Prompt: For the material that follows, list every line containing the word "Your".

Exercise data:
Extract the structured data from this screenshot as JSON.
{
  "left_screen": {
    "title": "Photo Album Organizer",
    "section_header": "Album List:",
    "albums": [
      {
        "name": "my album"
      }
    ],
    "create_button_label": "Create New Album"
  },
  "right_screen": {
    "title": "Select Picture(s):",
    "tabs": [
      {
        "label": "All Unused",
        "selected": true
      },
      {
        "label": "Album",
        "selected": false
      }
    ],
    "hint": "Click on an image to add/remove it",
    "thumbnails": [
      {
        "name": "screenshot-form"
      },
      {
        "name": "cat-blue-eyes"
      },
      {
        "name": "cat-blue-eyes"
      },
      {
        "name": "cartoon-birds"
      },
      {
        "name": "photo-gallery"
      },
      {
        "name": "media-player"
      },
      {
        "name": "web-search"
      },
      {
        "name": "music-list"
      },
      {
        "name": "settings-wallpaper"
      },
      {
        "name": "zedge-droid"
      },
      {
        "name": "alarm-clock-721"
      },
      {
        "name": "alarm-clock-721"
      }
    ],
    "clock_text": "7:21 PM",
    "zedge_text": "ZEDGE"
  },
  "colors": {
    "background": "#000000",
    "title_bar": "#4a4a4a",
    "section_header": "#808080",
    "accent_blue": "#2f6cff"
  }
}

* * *

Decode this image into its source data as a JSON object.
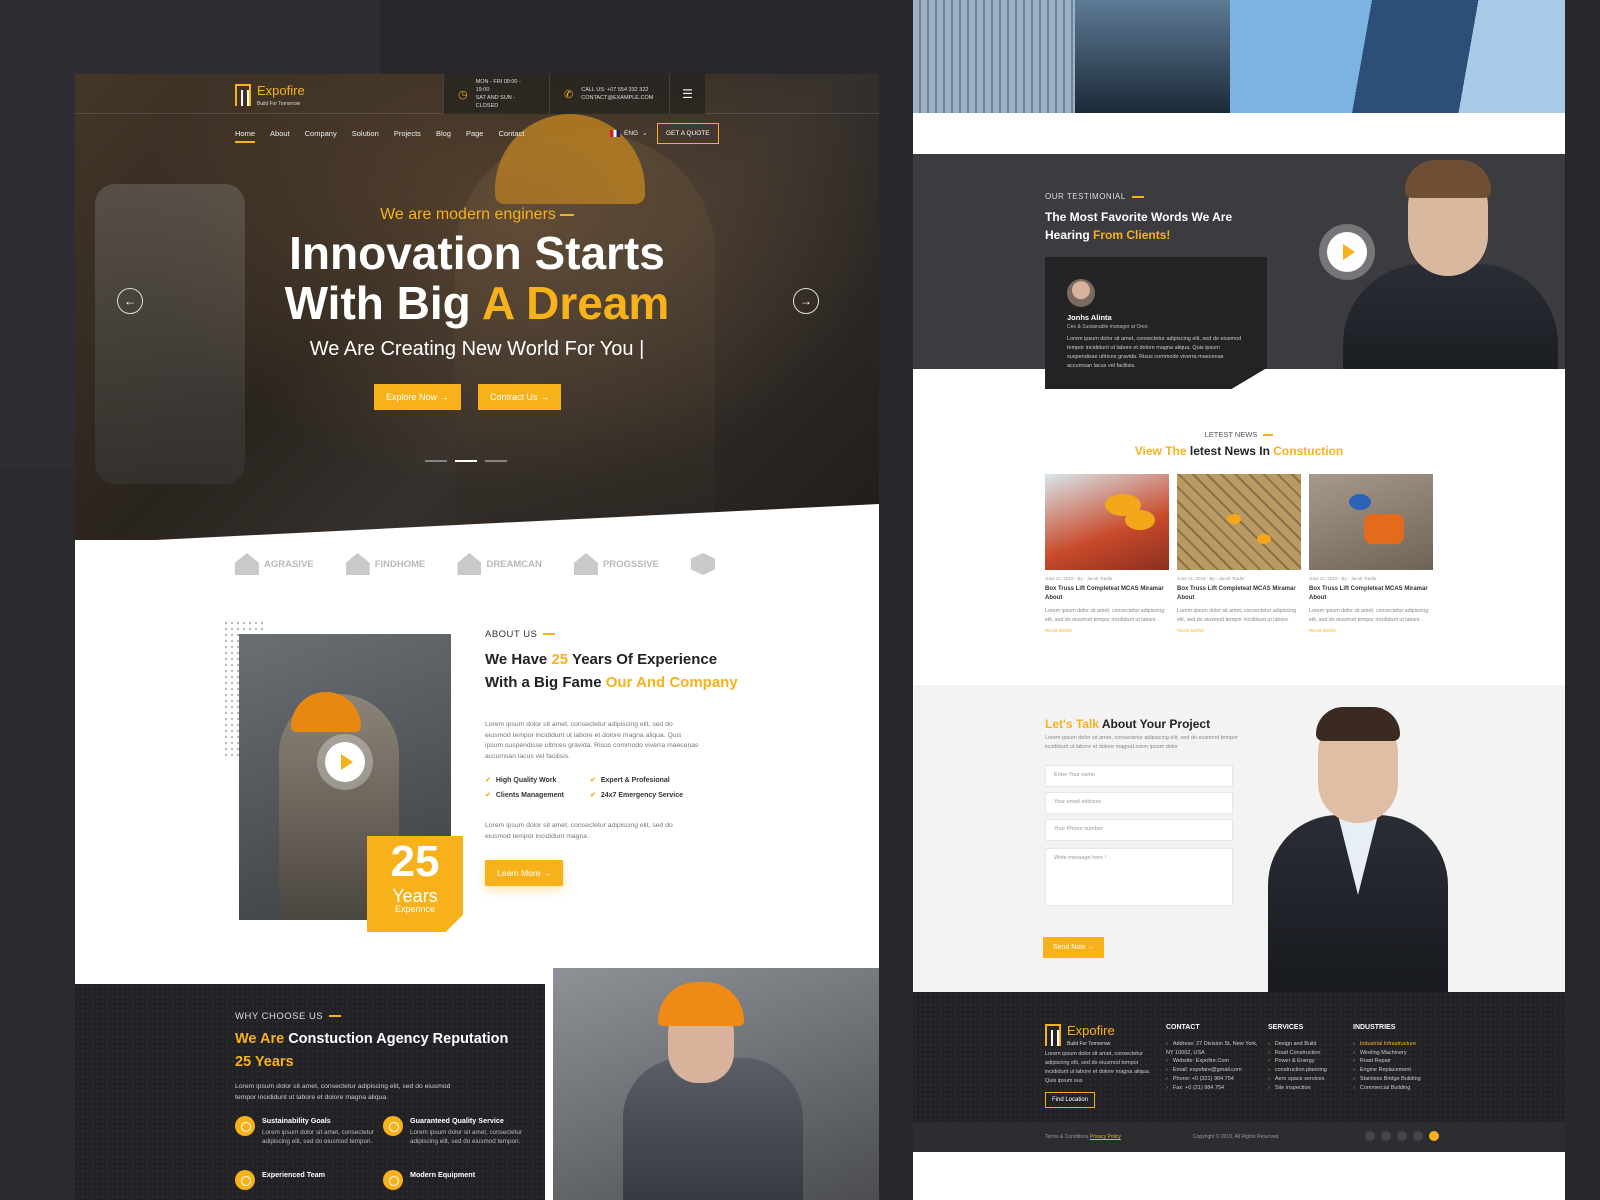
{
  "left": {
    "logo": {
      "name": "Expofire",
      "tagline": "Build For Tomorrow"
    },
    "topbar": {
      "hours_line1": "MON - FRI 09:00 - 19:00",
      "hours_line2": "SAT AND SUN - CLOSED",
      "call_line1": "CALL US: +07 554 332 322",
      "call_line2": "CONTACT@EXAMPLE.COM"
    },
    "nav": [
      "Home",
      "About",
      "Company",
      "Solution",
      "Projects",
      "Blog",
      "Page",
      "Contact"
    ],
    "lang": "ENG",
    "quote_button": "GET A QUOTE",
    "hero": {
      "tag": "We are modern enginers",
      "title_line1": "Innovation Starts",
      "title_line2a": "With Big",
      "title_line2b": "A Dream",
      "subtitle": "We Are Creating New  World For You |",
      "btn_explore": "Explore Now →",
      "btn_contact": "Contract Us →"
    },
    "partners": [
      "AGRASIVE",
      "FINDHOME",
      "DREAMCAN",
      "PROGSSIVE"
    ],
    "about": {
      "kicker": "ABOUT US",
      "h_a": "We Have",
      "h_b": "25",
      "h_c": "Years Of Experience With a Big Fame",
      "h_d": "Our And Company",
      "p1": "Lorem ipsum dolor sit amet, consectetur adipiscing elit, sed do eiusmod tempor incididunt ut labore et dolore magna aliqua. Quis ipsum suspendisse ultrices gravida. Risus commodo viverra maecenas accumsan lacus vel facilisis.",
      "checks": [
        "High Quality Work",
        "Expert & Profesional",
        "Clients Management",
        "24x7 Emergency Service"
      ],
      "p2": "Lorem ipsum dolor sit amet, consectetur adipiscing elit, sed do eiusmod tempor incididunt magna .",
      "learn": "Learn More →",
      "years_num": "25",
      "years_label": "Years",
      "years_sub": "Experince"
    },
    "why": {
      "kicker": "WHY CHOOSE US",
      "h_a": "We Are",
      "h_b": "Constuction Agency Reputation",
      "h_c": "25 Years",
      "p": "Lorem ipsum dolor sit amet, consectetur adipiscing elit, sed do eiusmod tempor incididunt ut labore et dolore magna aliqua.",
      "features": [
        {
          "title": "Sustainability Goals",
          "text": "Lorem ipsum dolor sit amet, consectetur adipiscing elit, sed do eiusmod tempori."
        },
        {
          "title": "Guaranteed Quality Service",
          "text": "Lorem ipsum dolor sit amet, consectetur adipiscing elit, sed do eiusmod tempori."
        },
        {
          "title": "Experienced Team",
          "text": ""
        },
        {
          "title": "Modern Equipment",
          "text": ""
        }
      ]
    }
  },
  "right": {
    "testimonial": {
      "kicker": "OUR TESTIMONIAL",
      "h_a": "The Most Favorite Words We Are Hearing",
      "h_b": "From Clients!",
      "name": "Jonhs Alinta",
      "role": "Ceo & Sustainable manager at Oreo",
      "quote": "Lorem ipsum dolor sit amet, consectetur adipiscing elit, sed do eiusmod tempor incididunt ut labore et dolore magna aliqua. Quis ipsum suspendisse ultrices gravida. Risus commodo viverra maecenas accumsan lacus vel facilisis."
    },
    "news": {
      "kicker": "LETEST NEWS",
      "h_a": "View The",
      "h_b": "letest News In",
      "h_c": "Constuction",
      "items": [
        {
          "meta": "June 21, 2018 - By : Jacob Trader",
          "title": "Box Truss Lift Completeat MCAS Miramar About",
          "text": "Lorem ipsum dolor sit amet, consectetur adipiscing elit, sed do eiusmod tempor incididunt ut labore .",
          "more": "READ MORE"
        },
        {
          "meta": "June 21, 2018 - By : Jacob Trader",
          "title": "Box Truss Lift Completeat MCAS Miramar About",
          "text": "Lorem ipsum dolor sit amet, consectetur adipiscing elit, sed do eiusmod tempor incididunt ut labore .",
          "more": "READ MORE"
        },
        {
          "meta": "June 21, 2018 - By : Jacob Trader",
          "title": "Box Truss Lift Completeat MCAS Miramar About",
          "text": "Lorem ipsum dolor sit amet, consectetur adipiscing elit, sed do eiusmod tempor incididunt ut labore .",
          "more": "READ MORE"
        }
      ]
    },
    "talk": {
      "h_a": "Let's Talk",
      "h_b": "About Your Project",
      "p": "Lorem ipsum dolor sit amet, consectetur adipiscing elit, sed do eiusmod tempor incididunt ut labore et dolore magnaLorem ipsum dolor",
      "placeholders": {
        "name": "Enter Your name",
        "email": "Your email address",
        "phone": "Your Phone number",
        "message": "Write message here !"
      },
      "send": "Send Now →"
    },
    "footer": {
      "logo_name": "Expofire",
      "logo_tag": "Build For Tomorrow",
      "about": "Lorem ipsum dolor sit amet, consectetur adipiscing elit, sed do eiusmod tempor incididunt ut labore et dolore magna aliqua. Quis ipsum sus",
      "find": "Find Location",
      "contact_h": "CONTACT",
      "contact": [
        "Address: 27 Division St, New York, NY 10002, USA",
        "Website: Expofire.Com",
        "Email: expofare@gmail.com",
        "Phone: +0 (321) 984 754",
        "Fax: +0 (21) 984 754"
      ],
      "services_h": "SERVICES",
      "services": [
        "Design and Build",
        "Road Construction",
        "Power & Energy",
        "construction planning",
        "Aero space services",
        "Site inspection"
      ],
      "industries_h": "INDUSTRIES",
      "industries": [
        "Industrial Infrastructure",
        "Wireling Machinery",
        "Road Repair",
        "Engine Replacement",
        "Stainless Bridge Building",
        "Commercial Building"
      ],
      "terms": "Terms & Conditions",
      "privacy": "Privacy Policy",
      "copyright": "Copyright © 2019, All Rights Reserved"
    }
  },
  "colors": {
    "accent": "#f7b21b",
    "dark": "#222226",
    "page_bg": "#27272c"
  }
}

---

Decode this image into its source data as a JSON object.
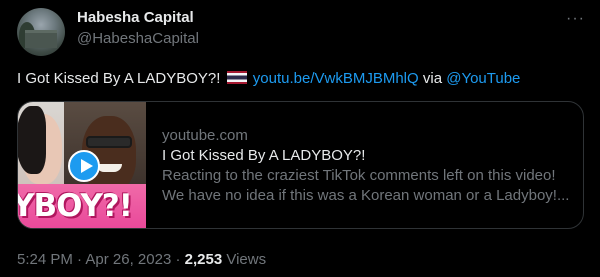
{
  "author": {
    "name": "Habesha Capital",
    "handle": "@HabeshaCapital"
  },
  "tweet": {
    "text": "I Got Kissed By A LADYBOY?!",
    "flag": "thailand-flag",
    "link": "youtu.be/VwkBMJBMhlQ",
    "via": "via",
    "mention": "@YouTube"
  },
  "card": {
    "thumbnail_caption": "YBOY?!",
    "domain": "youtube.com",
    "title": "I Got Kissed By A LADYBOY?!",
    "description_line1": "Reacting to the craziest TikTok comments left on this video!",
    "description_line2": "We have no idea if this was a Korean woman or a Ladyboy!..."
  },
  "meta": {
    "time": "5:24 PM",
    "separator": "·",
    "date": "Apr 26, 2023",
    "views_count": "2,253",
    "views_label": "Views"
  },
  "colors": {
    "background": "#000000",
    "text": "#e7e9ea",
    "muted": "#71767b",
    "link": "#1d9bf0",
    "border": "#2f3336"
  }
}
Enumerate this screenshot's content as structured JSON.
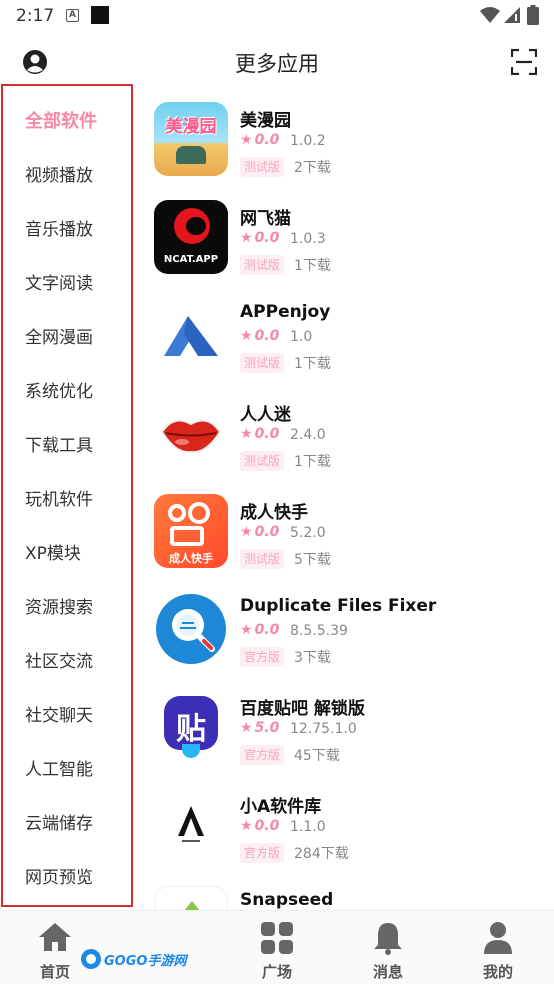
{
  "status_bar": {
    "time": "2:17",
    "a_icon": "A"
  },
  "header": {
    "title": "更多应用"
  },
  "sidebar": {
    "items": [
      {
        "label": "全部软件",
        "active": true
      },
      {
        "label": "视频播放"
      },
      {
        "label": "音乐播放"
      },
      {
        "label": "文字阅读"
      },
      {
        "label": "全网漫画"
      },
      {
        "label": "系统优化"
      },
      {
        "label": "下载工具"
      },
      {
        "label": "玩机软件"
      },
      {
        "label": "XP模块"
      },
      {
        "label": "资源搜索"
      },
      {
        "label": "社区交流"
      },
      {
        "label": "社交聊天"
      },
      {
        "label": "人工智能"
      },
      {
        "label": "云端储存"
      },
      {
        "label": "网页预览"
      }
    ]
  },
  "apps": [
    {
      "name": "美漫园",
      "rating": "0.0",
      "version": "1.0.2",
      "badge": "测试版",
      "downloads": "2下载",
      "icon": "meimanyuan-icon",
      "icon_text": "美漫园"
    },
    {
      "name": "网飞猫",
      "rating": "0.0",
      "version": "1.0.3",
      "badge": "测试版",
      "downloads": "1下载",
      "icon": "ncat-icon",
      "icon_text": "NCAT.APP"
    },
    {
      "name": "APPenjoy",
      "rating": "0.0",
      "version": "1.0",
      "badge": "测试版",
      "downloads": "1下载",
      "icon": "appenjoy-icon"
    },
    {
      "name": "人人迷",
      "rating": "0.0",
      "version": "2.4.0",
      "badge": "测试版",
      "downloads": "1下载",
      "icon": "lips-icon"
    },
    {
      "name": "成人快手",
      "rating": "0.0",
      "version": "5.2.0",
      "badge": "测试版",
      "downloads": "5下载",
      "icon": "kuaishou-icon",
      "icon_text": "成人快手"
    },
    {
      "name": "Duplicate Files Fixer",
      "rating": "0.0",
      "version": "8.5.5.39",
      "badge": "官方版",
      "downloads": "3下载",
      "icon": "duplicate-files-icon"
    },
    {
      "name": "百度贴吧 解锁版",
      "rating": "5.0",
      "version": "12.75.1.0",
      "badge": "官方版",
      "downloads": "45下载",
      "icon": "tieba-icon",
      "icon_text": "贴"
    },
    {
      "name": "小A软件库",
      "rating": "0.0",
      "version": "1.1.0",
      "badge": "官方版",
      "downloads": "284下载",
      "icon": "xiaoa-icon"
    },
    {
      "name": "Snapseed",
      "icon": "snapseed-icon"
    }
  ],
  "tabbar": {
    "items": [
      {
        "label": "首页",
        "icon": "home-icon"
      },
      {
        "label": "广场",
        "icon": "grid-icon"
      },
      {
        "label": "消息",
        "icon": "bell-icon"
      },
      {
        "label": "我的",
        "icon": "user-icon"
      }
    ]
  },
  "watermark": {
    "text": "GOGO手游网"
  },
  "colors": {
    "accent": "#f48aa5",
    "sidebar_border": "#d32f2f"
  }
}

Answer for the task:
      "h_b": "About Your Project",
        "name": "Enter Your name",
        "email": "Your email address",
        "phone": "Your Phone number",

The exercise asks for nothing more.